[Start of Attachment]

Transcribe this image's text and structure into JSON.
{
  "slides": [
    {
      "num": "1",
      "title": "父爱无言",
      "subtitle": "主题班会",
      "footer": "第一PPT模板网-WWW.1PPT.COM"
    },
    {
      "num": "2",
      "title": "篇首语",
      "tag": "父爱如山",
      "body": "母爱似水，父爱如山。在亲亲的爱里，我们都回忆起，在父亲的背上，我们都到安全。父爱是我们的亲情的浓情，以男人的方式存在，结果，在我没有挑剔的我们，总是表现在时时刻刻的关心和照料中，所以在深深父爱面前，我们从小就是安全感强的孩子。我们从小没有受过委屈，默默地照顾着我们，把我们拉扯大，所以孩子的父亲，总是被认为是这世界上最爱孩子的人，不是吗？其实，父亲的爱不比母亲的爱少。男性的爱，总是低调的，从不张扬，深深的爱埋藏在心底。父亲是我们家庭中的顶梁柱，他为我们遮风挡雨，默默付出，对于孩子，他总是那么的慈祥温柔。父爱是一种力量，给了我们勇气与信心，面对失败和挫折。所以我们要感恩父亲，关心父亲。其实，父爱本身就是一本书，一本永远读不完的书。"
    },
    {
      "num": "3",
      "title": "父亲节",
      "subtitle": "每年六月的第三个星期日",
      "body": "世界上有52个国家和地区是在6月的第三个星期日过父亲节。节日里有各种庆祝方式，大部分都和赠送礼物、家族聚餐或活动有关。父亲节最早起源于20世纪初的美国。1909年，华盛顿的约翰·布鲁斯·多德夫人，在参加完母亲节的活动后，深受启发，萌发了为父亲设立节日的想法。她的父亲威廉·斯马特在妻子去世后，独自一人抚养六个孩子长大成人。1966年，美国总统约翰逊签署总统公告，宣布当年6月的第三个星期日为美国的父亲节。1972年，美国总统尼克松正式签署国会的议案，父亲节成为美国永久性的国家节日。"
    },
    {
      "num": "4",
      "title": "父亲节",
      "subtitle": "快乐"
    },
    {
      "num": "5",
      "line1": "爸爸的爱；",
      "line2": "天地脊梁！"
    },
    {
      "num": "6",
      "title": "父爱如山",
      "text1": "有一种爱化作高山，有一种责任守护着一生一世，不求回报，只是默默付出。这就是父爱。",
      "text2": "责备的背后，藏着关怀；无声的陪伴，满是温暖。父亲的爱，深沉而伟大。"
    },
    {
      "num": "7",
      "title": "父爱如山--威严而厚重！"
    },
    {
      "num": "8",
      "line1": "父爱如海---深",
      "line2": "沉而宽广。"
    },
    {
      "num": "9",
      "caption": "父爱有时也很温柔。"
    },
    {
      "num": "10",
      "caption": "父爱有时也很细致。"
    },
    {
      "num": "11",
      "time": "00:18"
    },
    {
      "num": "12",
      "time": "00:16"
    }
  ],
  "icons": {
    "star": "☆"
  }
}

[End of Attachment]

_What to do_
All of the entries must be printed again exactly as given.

_Solution below_
Transcribe this image's text and structure into JSON.
{
  "slides": [
    {
      "num": "1",
      "title": "父爱无言",
      "subtitle": "主题班会",
      "footer": "第一PPT模板网-WWW.1PPT.COM"
    },
    {
      "num": "2",
      "title": "篇首语",
      "tag": "父爱如山",
      "body": "母爱似水，父爱如山。在亲亲的爱里，我们都回忆起，在父亲的背上，我们都到安全。父爱是我们的亲情的浓情，以男人的方式存在，结果，在我没有挑剔的我们，总是表现在时时刻刻的关心和照料中，所以在深深父爱面前，我们从小就是安全感强的孩子。我们从小没有受过委屈，默默地照顾着我们，把我们拉扯大，所以孩子的父亲，总是被认为是这世界上最爱孩子的人，不是吗？其实，父亲的爱不比母亲的爱少。男性的爱，总是低调的，从不张扬，深深的爱埋藏在心底。父亲是我们家庭中的顶梁柱，他为我们遮风挡雨，默默付出，对于孩子，他总是那么的慈祥温柔。父爱是一种力量，给了我们勇气与信心，面对失败和挫折。所以我们要感恩父亲，关心父亲。其实，父爱本身就是一本书，一本永远读不完的书。"
    },
    {
      "num": "3",
      "title": "父亲节",
      "subtitle": "每年六月的第三个星期日",
      "body": "世界上有52个国家和地区是在6月的第三个星期日过父亲节。节日里有各种庆祝方式，大部分都和赠送礼物、家族聚餐或活动有关。父亲节最早起源于20世纪初的美国。1909年，华盛顿的约翰·布鲁斯·多德夫人，在参加完母亲节的活动后，深受启发，萌发了为父亲设立节日的想法。她的父亲威廉·斯马特在妻子去世后，独自一人抚养六个孩子长大成人。1966年，美国总统约翰逊签署总统公告，宣布当年6月的第三个星期日为美国的父亲节。1972年，美国总统尼克松正式签署国会的议案，父亲节成为美国永久性的国家节日。"
    },
    {
      "num": "4",
      "title": "父亲节",
      "subtitle": "快乐"
    },
    {
      "num": "5",
      "line1": "爸爸的爱；",
      "line2": "天地脊梁！"
    },
    {
      "num": "6",
      "title": "父爱如山",
      "text1": "有一种爱化作高山，有一种责任守护着一生一世，不求回报，只是默默付出。这就是父爱。",
      "text2": "责备的背后，藏着关怀；无声的陪伴，满是温暖。父亲的爱，深沉而伟大。"
    },
    {
      "num": "7",
      "title": "父爱如山--威严而厚重！"
    },
    {
      "num": "8",
      "line1": "父爱如海---深",
      "line2": "沉而宽广。"
    },
    {
      "num": "9",
      "caption": "父爱有时也很温柔。"
    },
    {
      "num": "10",
      "caption": "父爱有时也很细致。"
    },
    {
      "num": "11",
      "time": "00:18"
    },
    {
      "num": "12",
      "time": "00:16"
    }
  ],
  "icons": {
    "star": "☆"
  }
}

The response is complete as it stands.